|The Raising of Lazarus |
by Juan de Flandes (1465-1519)
Now Jesus loved Martha and her sister and Lazarus. So, when he heard that Lazarus was ill, he stayed two days longer in the place where he was.
What a very odd thing to say. We would have expected something quite different. After saying, “Jesus loved Martha and her sister and Lazarus,” we would have expected John to have said, “So, Jesus hurried off to their home to heal him.” But, no, it says, “He loved them, so he stayed two days longer where he was.”
What’s going on here? Because Jesus loved them, he wanted to teach them something that would prove to be an immeasurable comfort to them (and to us as well), namely, he is the resurrection and the life. Now, he could have merely stated the fact and it would have been no less true; but he wanted this truth to be so deeply impressed upon their minds that it could never be forgotten. He wanted them to experience it. He allowed the illness to take its natural course. He allowed Lazarus to die. He could have healed him, of course. He could have rushed to their home and laid his hand upon him, and the illness would have been immediately healed. Or he could have stayed where he was and simply spoken the word, and the illness would have been healed. Distance was no obstacle to him in such matters (cf. Matt. 8:5-13; Jn. 4:46:53). But instead, he let him die. And he did this because he loved Martha and her sister and Lazarus. He loved them too much to heal him when there was another, higher, and more important object to be gained—their knowledge of him as the resurrection and the life.

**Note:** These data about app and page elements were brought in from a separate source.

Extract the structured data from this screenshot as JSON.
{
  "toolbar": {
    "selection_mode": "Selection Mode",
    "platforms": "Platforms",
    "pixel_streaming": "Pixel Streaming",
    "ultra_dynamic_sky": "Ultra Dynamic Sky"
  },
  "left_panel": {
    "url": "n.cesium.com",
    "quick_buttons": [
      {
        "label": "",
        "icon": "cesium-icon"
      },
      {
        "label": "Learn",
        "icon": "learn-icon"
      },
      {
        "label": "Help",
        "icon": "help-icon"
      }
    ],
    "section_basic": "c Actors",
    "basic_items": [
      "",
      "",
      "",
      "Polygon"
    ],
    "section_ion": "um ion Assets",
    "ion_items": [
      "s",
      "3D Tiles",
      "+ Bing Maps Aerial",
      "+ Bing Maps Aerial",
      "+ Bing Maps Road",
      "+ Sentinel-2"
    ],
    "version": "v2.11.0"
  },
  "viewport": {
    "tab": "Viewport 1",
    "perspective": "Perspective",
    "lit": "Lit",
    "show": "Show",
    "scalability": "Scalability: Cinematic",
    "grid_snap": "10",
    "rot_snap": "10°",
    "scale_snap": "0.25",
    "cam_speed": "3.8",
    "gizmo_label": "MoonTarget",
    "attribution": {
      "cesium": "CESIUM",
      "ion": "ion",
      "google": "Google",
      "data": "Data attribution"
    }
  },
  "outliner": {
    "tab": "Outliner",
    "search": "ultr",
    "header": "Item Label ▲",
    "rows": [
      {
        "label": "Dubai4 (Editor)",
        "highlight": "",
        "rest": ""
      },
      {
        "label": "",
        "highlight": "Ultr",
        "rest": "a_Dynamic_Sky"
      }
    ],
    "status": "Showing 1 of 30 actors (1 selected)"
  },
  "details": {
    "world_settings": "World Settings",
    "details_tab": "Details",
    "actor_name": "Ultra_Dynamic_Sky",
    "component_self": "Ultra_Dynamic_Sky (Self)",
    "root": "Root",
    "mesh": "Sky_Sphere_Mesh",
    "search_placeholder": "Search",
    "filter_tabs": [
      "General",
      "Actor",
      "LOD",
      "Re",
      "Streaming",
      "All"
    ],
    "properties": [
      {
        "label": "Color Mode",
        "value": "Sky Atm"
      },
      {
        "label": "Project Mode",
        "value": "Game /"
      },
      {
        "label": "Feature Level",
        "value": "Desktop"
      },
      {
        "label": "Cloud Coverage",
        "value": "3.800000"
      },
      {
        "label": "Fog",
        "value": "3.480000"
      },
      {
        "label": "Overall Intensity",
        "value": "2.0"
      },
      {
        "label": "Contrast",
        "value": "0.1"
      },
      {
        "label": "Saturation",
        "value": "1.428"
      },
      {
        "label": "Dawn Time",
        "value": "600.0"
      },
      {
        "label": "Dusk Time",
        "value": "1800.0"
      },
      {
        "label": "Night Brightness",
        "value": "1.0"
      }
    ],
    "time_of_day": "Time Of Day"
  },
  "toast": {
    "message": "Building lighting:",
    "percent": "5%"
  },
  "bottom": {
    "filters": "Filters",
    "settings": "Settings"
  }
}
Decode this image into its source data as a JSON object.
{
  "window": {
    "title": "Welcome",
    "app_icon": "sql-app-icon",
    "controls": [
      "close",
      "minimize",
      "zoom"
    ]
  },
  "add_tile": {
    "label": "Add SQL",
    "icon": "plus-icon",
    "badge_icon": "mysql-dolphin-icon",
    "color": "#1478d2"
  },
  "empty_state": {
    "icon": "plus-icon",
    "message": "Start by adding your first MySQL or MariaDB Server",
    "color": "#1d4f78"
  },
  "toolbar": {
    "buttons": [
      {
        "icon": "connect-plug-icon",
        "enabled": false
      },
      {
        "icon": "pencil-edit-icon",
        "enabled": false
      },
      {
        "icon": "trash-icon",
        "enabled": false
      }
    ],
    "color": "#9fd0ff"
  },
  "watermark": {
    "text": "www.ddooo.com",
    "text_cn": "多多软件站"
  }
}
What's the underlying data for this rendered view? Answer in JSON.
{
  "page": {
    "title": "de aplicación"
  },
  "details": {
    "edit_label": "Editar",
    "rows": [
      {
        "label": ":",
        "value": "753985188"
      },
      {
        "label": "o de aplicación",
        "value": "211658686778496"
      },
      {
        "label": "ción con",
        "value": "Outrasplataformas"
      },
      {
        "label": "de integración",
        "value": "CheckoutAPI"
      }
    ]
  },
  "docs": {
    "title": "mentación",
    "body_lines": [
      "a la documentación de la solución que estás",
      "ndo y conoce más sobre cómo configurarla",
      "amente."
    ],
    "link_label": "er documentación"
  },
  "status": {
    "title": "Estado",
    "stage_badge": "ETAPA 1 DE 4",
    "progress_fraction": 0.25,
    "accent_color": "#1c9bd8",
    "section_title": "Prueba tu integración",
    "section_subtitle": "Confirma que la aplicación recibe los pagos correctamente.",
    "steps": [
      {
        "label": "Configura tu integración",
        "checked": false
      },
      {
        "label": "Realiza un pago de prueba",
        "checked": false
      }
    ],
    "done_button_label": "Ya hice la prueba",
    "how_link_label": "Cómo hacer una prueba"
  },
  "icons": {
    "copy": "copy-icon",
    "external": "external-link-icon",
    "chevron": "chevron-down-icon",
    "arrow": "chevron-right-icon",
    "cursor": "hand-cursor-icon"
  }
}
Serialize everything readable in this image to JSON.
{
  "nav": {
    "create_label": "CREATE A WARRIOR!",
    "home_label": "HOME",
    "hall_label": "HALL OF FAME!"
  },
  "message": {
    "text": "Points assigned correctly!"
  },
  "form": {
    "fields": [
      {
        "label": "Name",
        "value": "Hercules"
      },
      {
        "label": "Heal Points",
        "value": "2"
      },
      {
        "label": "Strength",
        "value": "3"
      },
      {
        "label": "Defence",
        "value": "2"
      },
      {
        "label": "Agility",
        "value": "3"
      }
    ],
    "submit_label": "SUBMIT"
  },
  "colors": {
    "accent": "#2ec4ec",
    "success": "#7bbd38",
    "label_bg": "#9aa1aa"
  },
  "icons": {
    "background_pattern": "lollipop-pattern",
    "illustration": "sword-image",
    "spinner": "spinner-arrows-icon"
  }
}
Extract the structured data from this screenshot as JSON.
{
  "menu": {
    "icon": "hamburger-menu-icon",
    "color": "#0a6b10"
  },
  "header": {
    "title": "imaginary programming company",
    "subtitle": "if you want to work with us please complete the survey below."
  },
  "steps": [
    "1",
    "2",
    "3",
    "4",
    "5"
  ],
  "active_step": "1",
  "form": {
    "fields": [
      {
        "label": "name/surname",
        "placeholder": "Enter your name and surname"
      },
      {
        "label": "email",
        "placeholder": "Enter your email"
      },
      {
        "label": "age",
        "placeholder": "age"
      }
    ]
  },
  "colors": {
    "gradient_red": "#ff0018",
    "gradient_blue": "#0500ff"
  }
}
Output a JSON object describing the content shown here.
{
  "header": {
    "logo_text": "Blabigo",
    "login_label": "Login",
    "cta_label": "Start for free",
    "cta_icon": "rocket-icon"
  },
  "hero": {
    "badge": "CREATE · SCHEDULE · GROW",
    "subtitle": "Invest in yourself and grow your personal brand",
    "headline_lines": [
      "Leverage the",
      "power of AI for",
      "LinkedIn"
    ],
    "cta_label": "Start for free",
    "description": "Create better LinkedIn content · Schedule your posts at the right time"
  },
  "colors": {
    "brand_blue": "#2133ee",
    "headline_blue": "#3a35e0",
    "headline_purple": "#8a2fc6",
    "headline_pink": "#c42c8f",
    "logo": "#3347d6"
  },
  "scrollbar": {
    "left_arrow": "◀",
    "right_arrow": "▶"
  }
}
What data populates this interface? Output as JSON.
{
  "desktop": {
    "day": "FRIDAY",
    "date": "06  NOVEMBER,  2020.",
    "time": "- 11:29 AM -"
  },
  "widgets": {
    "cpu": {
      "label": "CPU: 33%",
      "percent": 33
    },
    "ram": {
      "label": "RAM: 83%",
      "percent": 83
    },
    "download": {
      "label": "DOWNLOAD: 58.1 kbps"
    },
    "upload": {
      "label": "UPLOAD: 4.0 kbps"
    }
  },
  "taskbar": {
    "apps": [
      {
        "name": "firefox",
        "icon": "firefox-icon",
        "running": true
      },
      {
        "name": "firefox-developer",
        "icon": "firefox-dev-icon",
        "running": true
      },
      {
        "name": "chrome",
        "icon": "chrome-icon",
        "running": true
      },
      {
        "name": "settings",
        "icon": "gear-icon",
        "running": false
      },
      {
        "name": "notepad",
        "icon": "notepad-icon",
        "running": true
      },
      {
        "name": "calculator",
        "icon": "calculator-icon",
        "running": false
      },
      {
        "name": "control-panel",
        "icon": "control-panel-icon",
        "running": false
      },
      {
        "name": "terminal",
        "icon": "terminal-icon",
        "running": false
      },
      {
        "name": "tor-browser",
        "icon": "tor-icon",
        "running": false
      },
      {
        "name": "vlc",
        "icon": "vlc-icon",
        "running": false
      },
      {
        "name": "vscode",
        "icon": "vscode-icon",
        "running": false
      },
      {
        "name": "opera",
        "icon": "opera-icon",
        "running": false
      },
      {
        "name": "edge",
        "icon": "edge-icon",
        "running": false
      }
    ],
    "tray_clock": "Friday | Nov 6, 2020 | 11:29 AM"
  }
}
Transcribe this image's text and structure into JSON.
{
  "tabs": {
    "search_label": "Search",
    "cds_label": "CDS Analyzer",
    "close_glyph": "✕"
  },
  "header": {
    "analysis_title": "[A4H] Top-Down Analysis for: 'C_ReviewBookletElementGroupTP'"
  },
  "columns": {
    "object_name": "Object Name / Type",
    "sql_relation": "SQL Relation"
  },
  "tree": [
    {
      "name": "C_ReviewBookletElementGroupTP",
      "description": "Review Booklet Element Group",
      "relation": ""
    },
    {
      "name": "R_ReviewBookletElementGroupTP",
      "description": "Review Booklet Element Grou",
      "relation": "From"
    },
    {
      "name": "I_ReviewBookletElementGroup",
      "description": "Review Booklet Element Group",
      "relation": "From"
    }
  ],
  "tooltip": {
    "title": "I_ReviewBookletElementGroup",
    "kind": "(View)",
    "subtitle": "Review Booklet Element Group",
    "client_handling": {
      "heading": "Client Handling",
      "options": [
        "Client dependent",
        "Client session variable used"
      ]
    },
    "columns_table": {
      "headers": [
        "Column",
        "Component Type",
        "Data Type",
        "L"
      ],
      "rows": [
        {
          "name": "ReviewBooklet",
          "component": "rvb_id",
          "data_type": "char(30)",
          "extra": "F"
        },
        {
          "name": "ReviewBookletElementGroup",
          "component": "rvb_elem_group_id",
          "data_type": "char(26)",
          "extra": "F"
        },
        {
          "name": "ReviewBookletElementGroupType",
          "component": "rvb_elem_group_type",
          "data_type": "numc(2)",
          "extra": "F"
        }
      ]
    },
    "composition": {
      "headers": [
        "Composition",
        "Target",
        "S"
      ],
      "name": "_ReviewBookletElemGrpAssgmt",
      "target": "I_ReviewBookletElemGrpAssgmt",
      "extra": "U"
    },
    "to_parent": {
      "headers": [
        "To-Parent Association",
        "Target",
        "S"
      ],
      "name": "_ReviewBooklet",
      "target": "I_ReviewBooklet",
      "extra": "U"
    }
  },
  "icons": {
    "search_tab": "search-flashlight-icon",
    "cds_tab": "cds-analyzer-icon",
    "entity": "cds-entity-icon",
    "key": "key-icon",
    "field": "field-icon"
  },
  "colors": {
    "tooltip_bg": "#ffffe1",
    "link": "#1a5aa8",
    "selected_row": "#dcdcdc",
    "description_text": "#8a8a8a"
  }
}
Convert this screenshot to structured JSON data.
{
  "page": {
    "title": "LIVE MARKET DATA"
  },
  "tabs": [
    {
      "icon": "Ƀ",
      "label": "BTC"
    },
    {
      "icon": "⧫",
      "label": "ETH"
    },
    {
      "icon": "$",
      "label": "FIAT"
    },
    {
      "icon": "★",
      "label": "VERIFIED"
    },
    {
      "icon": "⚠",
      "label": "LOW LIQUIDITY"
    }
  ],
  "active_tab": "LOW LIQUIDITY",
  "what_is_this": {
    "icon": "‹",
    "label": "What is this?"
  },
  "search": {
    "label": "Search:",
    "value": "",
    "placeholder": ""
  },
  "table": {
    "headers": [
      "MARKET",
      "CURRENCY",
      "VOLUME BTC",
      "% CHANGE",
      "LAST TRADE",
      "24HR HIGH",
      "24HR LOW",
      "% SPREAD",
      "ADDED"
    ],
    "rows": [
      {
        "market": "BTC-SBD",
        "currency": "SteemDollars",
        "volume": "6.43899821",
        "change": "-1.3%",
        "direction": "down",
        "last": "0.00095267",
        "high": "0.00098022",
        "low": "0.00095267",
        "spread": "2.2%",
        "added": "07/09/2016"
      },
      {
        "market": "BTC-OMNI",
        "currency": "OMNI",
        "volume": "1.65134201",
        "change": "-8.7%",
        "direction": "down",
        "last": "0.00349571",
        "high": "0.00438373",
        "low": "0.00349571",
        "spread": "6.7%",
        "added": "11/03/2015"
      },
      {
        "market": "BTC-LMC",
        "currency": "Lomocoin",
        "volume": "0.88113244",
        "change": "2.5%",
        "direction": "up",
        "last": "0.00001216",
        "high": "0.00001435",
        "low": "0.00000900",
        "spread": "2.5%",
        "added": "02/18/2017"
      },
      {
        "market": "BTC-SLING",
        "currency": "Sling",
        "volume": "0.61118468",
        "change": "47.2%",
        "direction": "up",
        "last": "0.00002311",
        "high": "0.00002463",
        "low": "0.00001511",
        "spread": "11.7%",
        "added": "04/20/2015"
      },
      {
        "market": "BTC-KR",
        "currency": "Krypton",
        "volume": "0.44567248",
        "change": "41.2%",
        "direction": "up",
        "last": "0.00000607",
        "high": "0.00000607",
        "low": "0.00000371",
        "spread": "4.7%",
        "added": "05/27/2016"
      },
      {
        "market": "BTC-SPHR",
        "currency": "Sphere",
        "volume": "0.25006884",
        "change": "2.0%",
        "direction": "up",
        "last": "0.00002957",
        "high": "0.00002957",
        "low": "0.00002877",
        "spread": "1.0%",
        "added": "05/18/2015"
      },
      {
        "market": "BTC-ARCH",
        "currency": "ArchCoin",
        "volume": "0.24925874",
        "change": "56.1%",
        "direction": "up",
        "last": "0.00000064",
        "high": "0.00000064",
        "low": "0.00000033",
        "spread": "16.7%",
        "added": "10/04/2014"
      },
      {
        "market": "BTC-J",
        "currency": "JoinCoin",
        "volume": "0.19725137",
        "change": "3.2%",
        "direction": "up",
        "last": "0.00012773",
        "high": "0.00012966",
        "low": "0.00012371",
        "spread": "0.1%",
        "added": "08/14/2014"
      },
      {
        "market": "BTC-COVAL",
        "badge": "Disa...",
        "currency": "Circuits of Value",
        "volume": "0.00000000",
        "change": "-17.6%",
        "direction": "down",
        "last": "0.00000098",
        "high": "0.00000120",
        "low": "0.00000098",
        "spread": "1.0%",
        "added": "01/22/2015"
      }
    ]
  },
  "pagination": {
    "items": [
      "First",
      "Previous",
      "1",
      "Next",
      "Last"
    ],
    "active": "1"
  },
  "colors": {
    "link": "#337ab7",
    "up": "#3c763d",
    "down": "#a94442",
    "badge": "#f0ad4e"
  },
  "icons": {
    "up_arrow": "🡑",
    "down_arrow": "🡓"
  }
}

For some of us, perhaps, this saying carries little power, that Jesus is the resurrection and the life. It’s no more than a pleasant sounding religious platitude. But Jesus wanted them—as he wants us—to understand that the resurrection is a reality that changes our entire outlook on life.
Jesus allowed those whom he loved to suffer a temporary sorrow in order to teach them a lesson of eternal value. May I suggest to you that this is how we should look upon all of our trials and afflictions? In his great love for us, he sometimes allows us to suffer things we would never have chosen for ourselves, but which are nevertheless for our good. There is some lesson to be learned, some grace of the Spirit, or some character trait to be formed in us; or perhaps some good to be accomplished in someone else by what we suffer, and so he allows us to suffer it. This doesn’t mean that we shouldn’t pray—and pray fervently—that we might avoid suffering, or pray to be delivered from suffering; but it does mean that if God doesn’t answer our prayers in the way or in the time we think he should, we should remember that he is nevertheless dealing with us in love.